NASA is working to make its new heavy-lift rocket, the Space Launch System or “SLS” dependable and inexpensive. To do this, the space agency has tapped six proposed booster designs for use on the SLS. Each of the awardees will need to produce risk-reduction concepts that demonstrate the viability of their proposals.
The request for booster designs falls in line with policies within the space agency to make future rockets and spacecraft more flexible. Even Orion, which NASA is developing to send astronauts beyond low-Earth-orbit (LEO) for the first time in four decades, is being developed with this philosophy in mind.It is hoped that the combination of SLS and Orion can send astronauts to places in the solar system that no one has ever traveled to before. These include destinations such as asteroids, the Moon and one day potentially Mars.
The first SLS configuration is planned to be a marriage between the massive Saturn V rocket which ferried astronauts to the Moon and the space shuttle which served as the method U.S. astronauts reached orbit for 30 years. Elements of each of these systems will be combined to create the first SLS systems.
The first test articles will have a 77-ton lift capacity, The first flight of this heavy-lift booster is currently planned to take place in 2017.
Later evolved versions will need far more advanced booster designs. These new systems will require more thrust than what is currently offered by existing liquid or solid fueled systems. This iteration of SLS will have two stages and need to hoist some 143 tons out of Earth’s gravity well.
“The initial SLS heavy-lift rocket begins with the proven hardware, technology and capabilities we have today and will evolve over time to a more capable launch vehicle through competitive opportunities,” said William Gerstenmaier, associate administrator for the Human Exploration Operations Mission Directorate at NASA Headquarters in Washington. “While the SLS team is making swift progress on the initial configuration and building a solid baseline, we also are looking ahead to enhance and upgrade future configurations of the heavy lift vehicle. We want to build a system that will be upgradable and used for decades.”
NASA’s total investment is $200 million, the proposals that were selected are:
- “Subscale Composite Tank Set,” Northrop Grumman
- “Full-Scale Combustion Stability Demonstration,” Aerojet

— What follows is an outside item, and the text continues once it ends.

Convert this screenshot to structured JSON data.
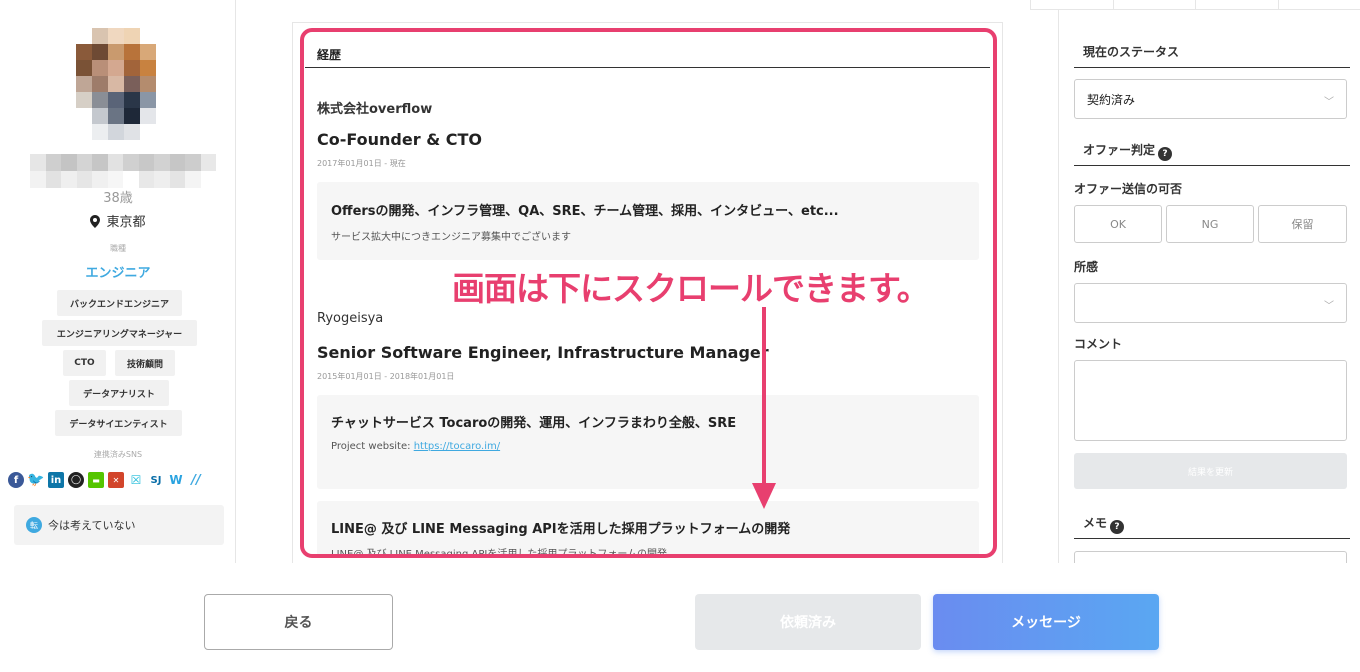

- “F-1 Engine Risk Reduction Task,” Dynetics Inc.
- “Main Propulsion System Risk Reduction Task,” Dynetics Inc.
- “Structures Risk Reduction Task,” Dynetics Inc.

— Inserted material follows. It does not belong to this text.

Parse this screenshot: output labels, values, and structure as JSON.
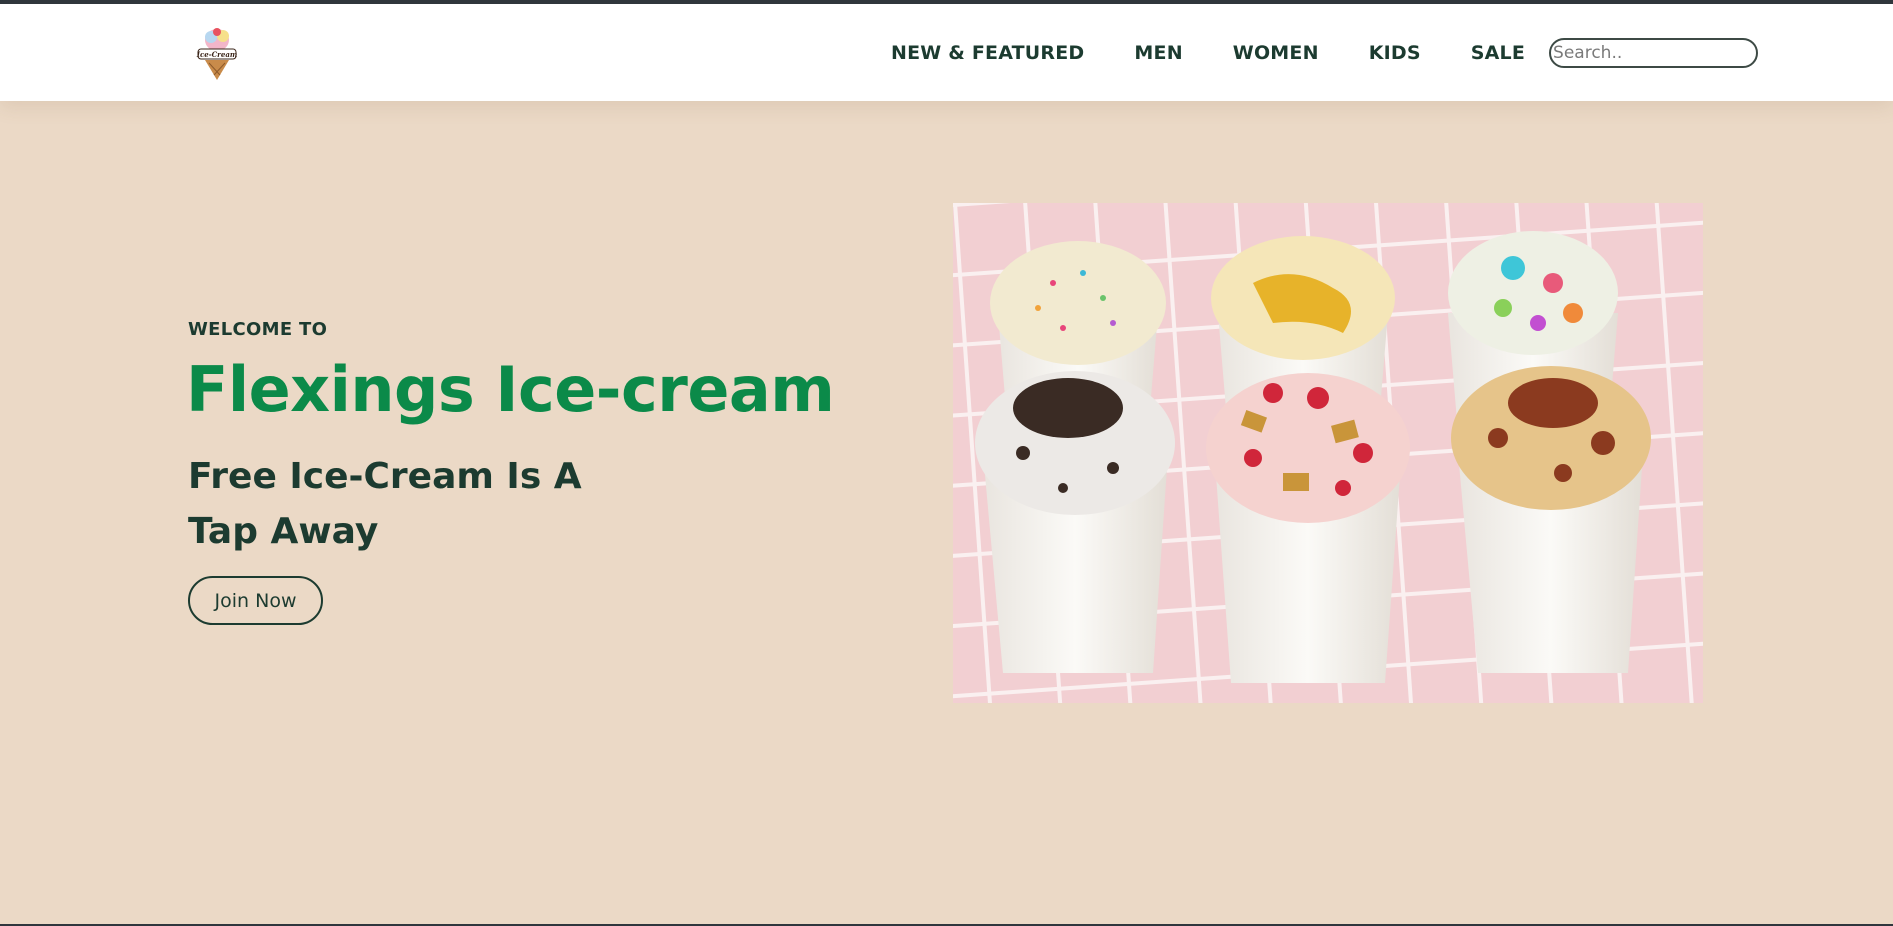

- “Integrated Booster Static Test,” ATK
Each of these proposals is only valid for 12 months. This allows for greater latitude on how the proposals are managed and would allow NASA to modify contracts to improve the development of SLS throughout the evaluation process. This is the first round of selections under NASA’s Research Announcement procurement process. Phase two will be more formal contract awards. This will take place after the companies tapped and NASA conduct extensive reviews and negotiations.

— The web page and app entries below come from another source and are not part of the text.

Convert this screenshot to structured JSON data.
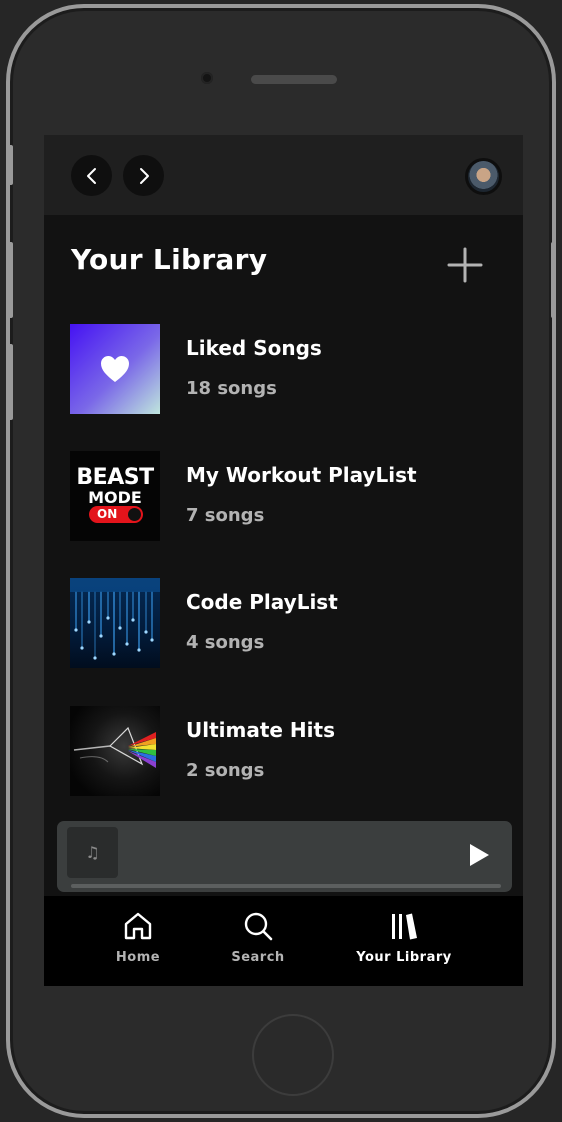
{
  "header": {
    "back_icon": "chevron-left-icon",
    "forward_icon": "chevron-right-icon",
    "avatar": "user-avatar"
  },
  "library": {
    "title": "Your Library",
    "add_icon": "plus-icon",
    "items": [
      {
        "title": "Liked Songs",
        "subtitle": "18 songs",
        "cover": "heart-icon"
      },
      {
        "title": "My Workout PlayList",
        "subtitle": "7 songs",
        "cover_line1": "BEAST",
        "cover_line2": "MODE",
        "cover_toggle": "ON"
      },
      {
        "title": "Code PlayList",
        "subtitle": "4 songs"
      },
      {
        "title": "Ultimate Hits",
        "subtitle": "2 songs"
      }
    ]
  },
  "player": {
    "thumb_glyph": "♫",
    "play_icon": "play-icon",
    "progress": 0
  },
  "tabs": [
    {
      "label": "Home",
      "icon": "home-icon",
      "active": false
    },
    {
      "label": "Search",
      "icon": "search-icon",
      "active": false
    },
    {
      "label": "Your Library",
      "icon": "library-icon",
      "active": true
    }
  ],
  "colors": {
    "background": "#121212",
    "topbar": "#1f1f1f",
    "text_primary": "#ffffff",
    "text_secondary": "#b3b3b3",
    "mini_player": "#3b3e3e",
    "tabbar": "#000000"
  }
}
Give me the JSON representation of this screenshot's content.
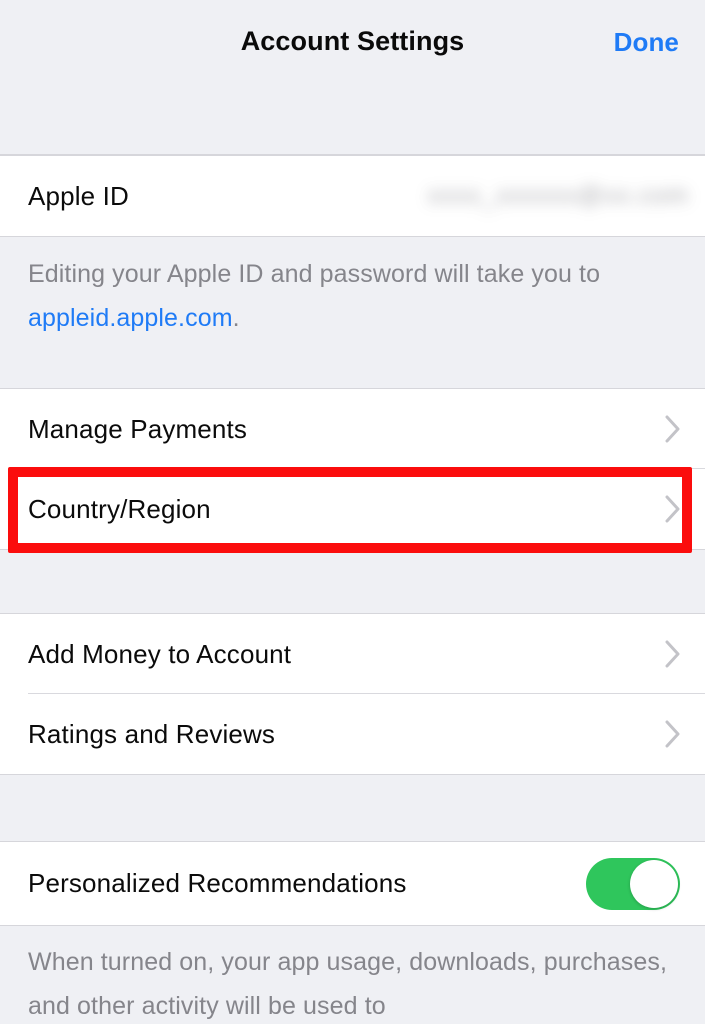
{
  "header": {
    "title": "Account Settings",
    "done_label": "Done"
  },
  "sections": {
    "apple_id": {
      "row_label": "Apple ID",
      "value_redacted": "xxxx_xxxxxx@xx.com",
      "footer_prefix": "Editing your Apple ID and password will take you to ",
      "footer_link": "appleid.apple.com",
      "footer_suffix": "."
    },
    "payments": {
      "manage_payments_label": "Manage Payments",
      "country_region_label": "Country/Region"
    },
    "account": {
      "add_money_label": "Add Money to Account",
      "ratings_reviews_label": "Ratings and Reviews"
    },
    "recommendations": {
      "row_label": "Personalized Recommendations",
      "toggle_state": "on",
      "footer_text": "When turned on, your app usage, downloads, purchases, and other activity will be used to"
    }
  },
  "annotation": {
    "target": "Country/Region",
    "color": "#fb0d0d"
  },
  "colors": {
    "accent_blue": "#1f7bf6",
    "toggle_green": "#2fc65c",
    "background_gray": "#eff0f4",
    "row_white": "#ffffff",
    "secondary_text": "#85858b",
    "annotation_red": "#fb0d0d"
  }
}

Any funded proposals will be required demonstrations as to the viability of their designs submitted. The tests and demonstrations will be conducted over a period lasting two and a half years. The evaluation competition is currently scheduled to take place in 2015.
“We are building a new national capability to carry astronauts and science experiments beyond Earth orbit to new destinations in space,” said Todd May, SLS program manager at NASA’s Marshall Space Flight Center in Huntsville, Ala. “Our industry partners have presented a variety of options for reducing risk while increasing performance and affordability, and we’re looking forward to seeing their innovative ideas come to life.”